1964 ~ present
In 1967, an informal meeting was held in Washington D.C by thirteen Hispanic-American men. As one participant, Francisco Vega, later recalled: “… the meeting came about by word of mouth… we were from Florida, California, Texas, New Jersey, Michigan, and several other states….” The purpose of the gathering was to discuss how they could increase Hispanic political involvement.
Although all of men intimated some kind of affiliation with the Democrats, none of them felt especially attached to any political party. Having had their offers to organize some kind of Hispanic outreach rebuffed by both the Democratic and Republican Party’s national offices, the dejected group returned to their hotel. Eventually, the gathering dwindled down to five: Ben Fernandez, Manuel Lujan, Fernando Oaxaca, Martin Castillo, and Vega. These last attendees continued to talk, bonded over their common World War II service and political ideologies, and, eventually, formed the Republican National Hispanic Council. Fernandez was selected as its first president.
The next year, the name of the organization was changed to the Republican National Hispanic Assembly with Fernandez taking up the title of National Chairman. Without formal acknowledgment from the Republican Party, the group immediately began to organize chapters in their home and surrounding states. They also managed to raise more than $400,000 by the end of 1968 which they presented to astonished Party officials. Relations between the two political entities soon warmed considerably.

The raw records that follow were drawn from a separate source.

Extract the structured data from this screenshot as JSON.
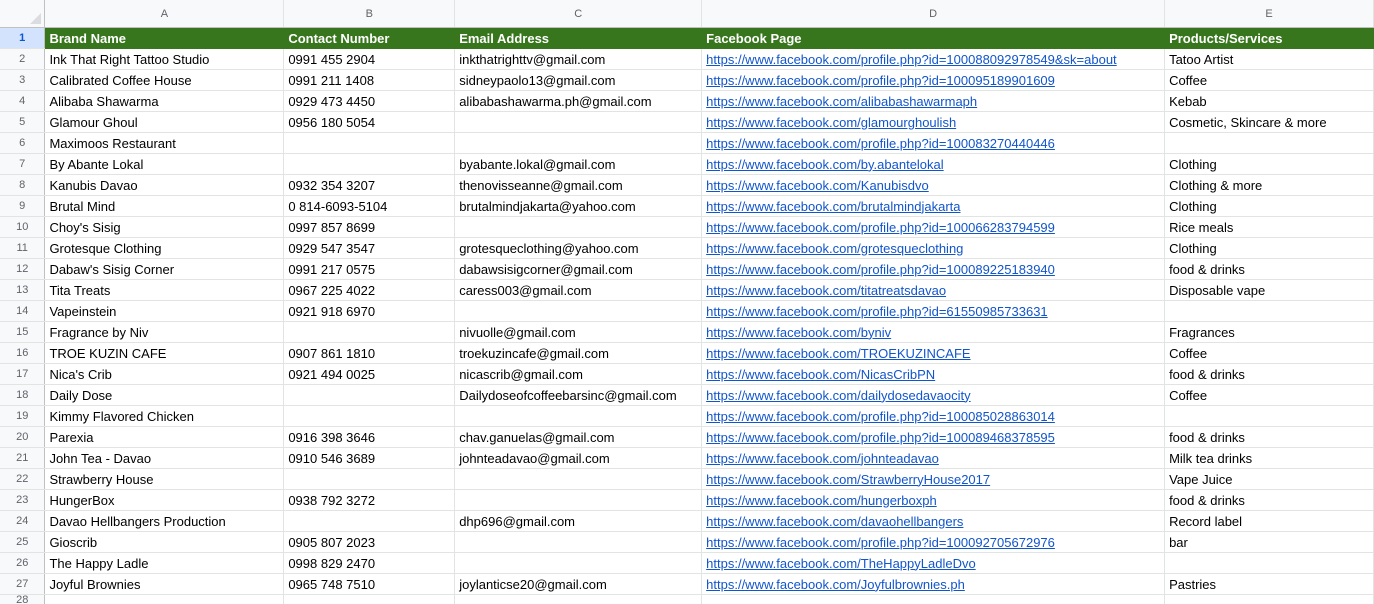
{
  "columns": [
    "A",
    "B",
    "C",
    "D",
    "E"
  ],
  "headers": [
    "Brand Name",
    "Contact Number",
    "Email Address",
    "Facebook Page",
    "Products/Services"
  ],
  "row_numbers": [
    "1",
    "2",
    "3",
    "4",
    "5",
    "6",
    "7",
    "8",
    "9",
    "10",
    "11",
    "12",
    "13",
    "14",
    "15",
    "16",
    "17",
    "18",
    "19",
    "20",
    "21",
    "22",
    "23",
    "24",
    "25",
    "26",
    "27",
    "28"
  ],
  "rows": [
    [
      "Ink That Right Tattoo Studio",
      "0991 455 2904",
      "inkthatrighttv@gmail.com",
      "https://www.facebook.com/profile.php?id=100088092978549&sk=about",
      "Tatoo Artist"
    ],
    [
      "Calibrated Coffee House",
      "0991 211 1408",
      "sidneypaolo13@gmail.com",
      "https://www.facebook.com/profile.php?id=100095189901609",
      "Coffee"
    ],
    [
      "Alibaba Shawarma",
      "0929 473 4450",
      "alibabashawarma.ph@gmail.com",
      "https://www.facebook.com/alibabashawarmaph",
      "Kebab"
    ],
    [
      "Glamour Ghoul",
      "0956 180 5054",
      "",
      "https://www.facebook.com/glamourghoulish",
      "Cosmetic, Skincare & more"
    ],
    [
      "Maximoos Restaurant",
      "",
      "",
      "https://www.facebook.com/profile.php?id=100083270440446",
      ""
    ],
    [
      "By Abante Lokal",
      "",
      "byabante.lokal@gmail.com",
      "https://www.facebook.com/by.abantelokal",
      "Clothing"
    ],
    [
      "Kanubis Davao",
      "0932 354 3207",
      "thenovisseanne@gmail.com",
      "https://www.facebook.com/Kanubisdvo",
      "Clothing & more"
    ],
    [
      "Brutal Mind",
      "0 814-6093-5104",
      "brutalmindjakarta@yahoo.com",
      "https://www.facebook.com/brutalmindjakarta",
      "Clothing"
    ],
    [
      "Choy's Sisig",
      "0997 857 8699",
      "",
      "https://www.facebook.com/profile.php?id=100066283794599",
      "Rice meals"
    ],
    [
      "Grotesque Clothing",
      "0929 547 3547",
      "grotesqueclothing@yahoo.com",
      "https://www.facebook.com/grotesqueclothing",
      "Clothing"
    ],
    [
      "Dabaw's Sisig Corner",
      "0991 217 0575",
      "dabawsisigcorner@gmail.com",
      "https://www.facebook.com/profile.php?id=100089225183940",
      "food & drinks"
    ],
    [
      "Tita Treats",
      "0967 225 4022",
      "caress003@gmail.com",
      "https://www.facebook.com/titatreatsdavao",
      "Disposable vape"
    ],
    [
      "Vapeinstein",
      "0921 918 6970",
      "",
      "https://www.facebook.com/profile.php?id=61550985733631",
      ""
    ],
    [
      "Fragrance by Niv",
      "",
      "nivuolle@gmail.com",
      "https://www.facebook.com/byniv",
      "Fragrances"
    ],
    [
      "TROE KUZIN CAFE",
      "0907 861 1810",
      "troekuzincafe@gmail.com",
      "https://www.facebook.com/TROEKUZINCAFE",
      "Coffee"
    ],
    [
      "Nica's Crib",
      "0921 494 0025",
      "nicascrib@gmail.com",
      "https://www.facebook.com/NicasCribPN",
      "food & drinks"
    ],
    [
      "Daily Dose",
      "",
      "Dailydoseofcoffeebarsinc@gmail.com",
      "https://www.facebook.com/dailydosedavaocity",
      "Coffee"
    ],
    [
      "Kimmy Flavored Chicken",
      "",
      "",
      "https://www.facebook.com/profile.php?id=100085028863014",
      ""
    ],
    [
      "Parexia",
      "0916 398 3646",
      "chav.ganuelas@gmail.com",
      "https://www.facebook.com/profile.php?id=100089468378595",
      "food & drinks"
    ],
    [
      "John Tea - Davao",
      "0910 546 3689",
      "johnteadavao@gmail.com",
      "https://www.facebook.com/johnteadavao",
      "Milk tea drinks"
    ],
    [
      "Strawberry House",
      "",
      "",
      "https://www.facebook.com/StrawberryHouse2017",
      "Vape Juice"
    ],
    [
      "HungerBox",
      "0938 792 3272",
      "",
      "https://www.facebook.com/hungerboxph",
      "food & drinks"
    ],
    [
      "Davao Hellbangers Production",
      "",
      "dhp696@gmail.com",
      "https://www.facebook.com/davaohellbangers",
      "Record label"
    ],
    [
      "Gioscrib",
      "0905 807 2023",
      "",
      "https://www.facebook.com/profile.php?id=100092705672976",
      "bar"
    ],
    [
      "The Happy Ladle",
      "0998 829 2470",
      "",
      "https://www.facebook.com/TheHappyLadleDvo",
      ""
    ],
    [
      "Joyful Brownies",
      "0965 748 7510",
      "joylanticse20@gmail.com",
      "https://www.facebook.com/Joyfulbrownies.ph",
      "Pastries"
    ]
  ],
  "colors": {
    "header_fill": "#38761d",
    "header_text": "#ffffff",
    "link": "#1155cc",
    "selected_row_header": "#d3e3fd"
  }
}
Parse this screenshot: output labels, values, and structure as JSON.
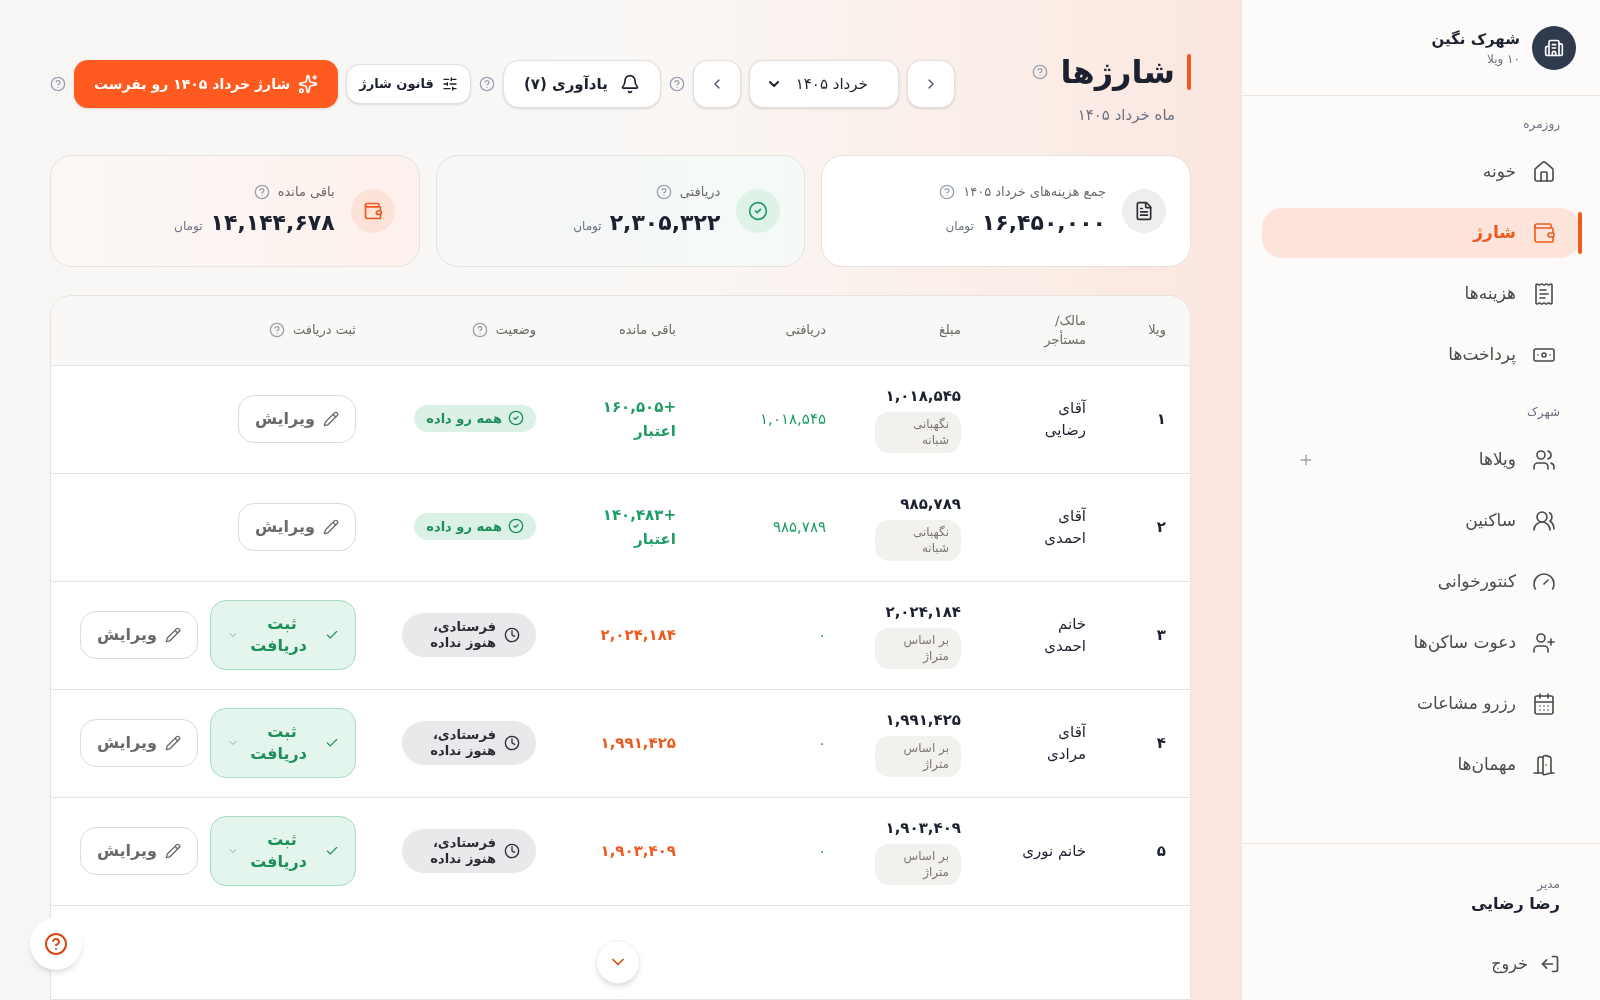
{
  "sidebar": {
    "org_name": "شهرک نگین",
    "org_sub": "۱۰ ویلا",
    "sections": [
      {
        "title": "روزمره",
        "items": [
          {
            "label": "خونه",
            "selected": false
          },
          {
            "label": "شارژ",
            "selected": true
          },
          {
            "label": "هزینه‌ها",
            "selected": false
          },
          {
            "label": "پرداخت‌ها",
            "selected": false
          }
        ]
      },
      {
        "title": "شهرک",
        "items": [
          {
            "label": "ویلاها",
            "selected": false,
            "add": true
          },
          {
            "label": "ساکنین",
            "selected": false
          },
          {
            "label": "کنتورخوانی",
            "selected": false
          },
          {
            "label": "دعوت ساکن‌ها",
            "selected": false
          },
          {
            "label": "رزرو مشاعات",
            "selected": false
          },
          {
            "label": "مهمان‌ها",
            "selected": false
          }
        ]
      }
    ],
    "user_role": "مدیر",
    "user_name": "رضا رضایی",
    "logout": "خروج"
  },
  "header": {
    "title": "شارژها",
    "subtitle": "ماه خرداد ۱۴۰۵",
    "month": "خرداد ۱۴۰۵",
    "reminder": "یادآوری (۷)",
    "rule": "قانون شارژ",
    "send": "شارژ خرداد ۱۴۰۵ رو بفرست"
  },
  "cards": [
    {
      "kind": "total",
      "label": "جمع هزینه‌های خرداد ۱۴۰۵",
      "value": "۱۶,۴۵۰,۰۰۰",
      "unit": "تومان"
    },
    {
      "kind": "received",
      "label": "دریافتی",
      "value": "۲,۳۰۵,۳۲۲",
      "unit": "تومان"
    },
    {
      "kind": "remaining",
      "label": "باقی مانده",
      "value": "۱۴,۱۴۴,۶۷۸",
      "unit": "تومان"
    }
  ],
  "table": {
    "columns": [
      "ویلا",
      "مالک/ مستأجر",
      "مبلغ",
      "دریافتی",
      "باقی مانده",
      "وضعیت",
      "ثبت دریافت"
    ],
    "rows": [
      {
        "villa": "۱",
        "owner": "آقای رضایی",
        "amount": "۱,۰۱۸,۵۴۵",
        "basis": "نگهبانی شبانه",
        "received": "۱,۰۱۸,۵۴۵",
        "remaining": {
          "kind": "credit",
          "text": "+۱۶۰,۵۰۵ اعتبار"
        },
        "status": {
          "kind": "paid",
          "text": "همه رو داده"
        },
        "edit": "ویرایش"
      },
      {
        "villa": "۲",
        "owner": "آقای احمدی",
        "amount": "۹۸۵,۷۸۹",
        "basis": "نگهبانی شبانه",
        "received": "۹۸۵,۷۸۹",
        "remaining": {
          "kind": "credit",
          "text": "+۱۴۰,۴۸۳ اعتبار"
        },
        "status": {
          "kind": "paid",
          "text": "همه رو داده"
        },
        "edit": "ویرایش"
      },
      {
        "villa": "۳",
        "owner": "خانم احمدی",
        "amount": "۲,۰۲۴,۱۸۴",
        "basis": "بر اساس متراژ",
        "received": "۰",
        "remaining": {
          "kind": "debt",
          "text": "۲,۰۲۴,۱۸۴"
        },
        "status": {
          "kind": "pending",
          "text": "فرستادی، هنوز نداده"
        },
        "register": "ثبت دریافت",
        "edit": "ویرایش"
      },
      {
        "villa": "۴",
        "owner": "آقای مرادی",
        "amount": "۱,۹۹۱,۴۲۵",
        "basis": "بر اساس متراژ",
        "received": "۰",
        "remaining": {
          "kind": "debt",
          "text": "۱,۹۹۱,۴۲۵"
        },
        "status": {
          "kind": "pending",
          "text": "فرستادی، هنوز نداده"
        },
        "register": "ثبت دریافت",
        "edit": "ویرایش"
      },
      {
        "villa": "۵",
        "owner": "خانم نوری",
        "amount": "۱,۹۰۳,۴۰۹",
        "basis": "بر اساس متراژ",
        "received": "۰",
        "remaining": {
          "kind": "debt",
          "text": "۱,۹۰۳,۴۰۹"
        },
        "status": {
          "kind": "pending",
          "text": "فرستادی، هنوز نداده"
        },
        "register": "ثبت دریافت",
        "edit": "ویرایش"
      }
    ]
  }
}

President Ford with Raul Espinoza, RNHA’s first executive director, at the 1976 banquet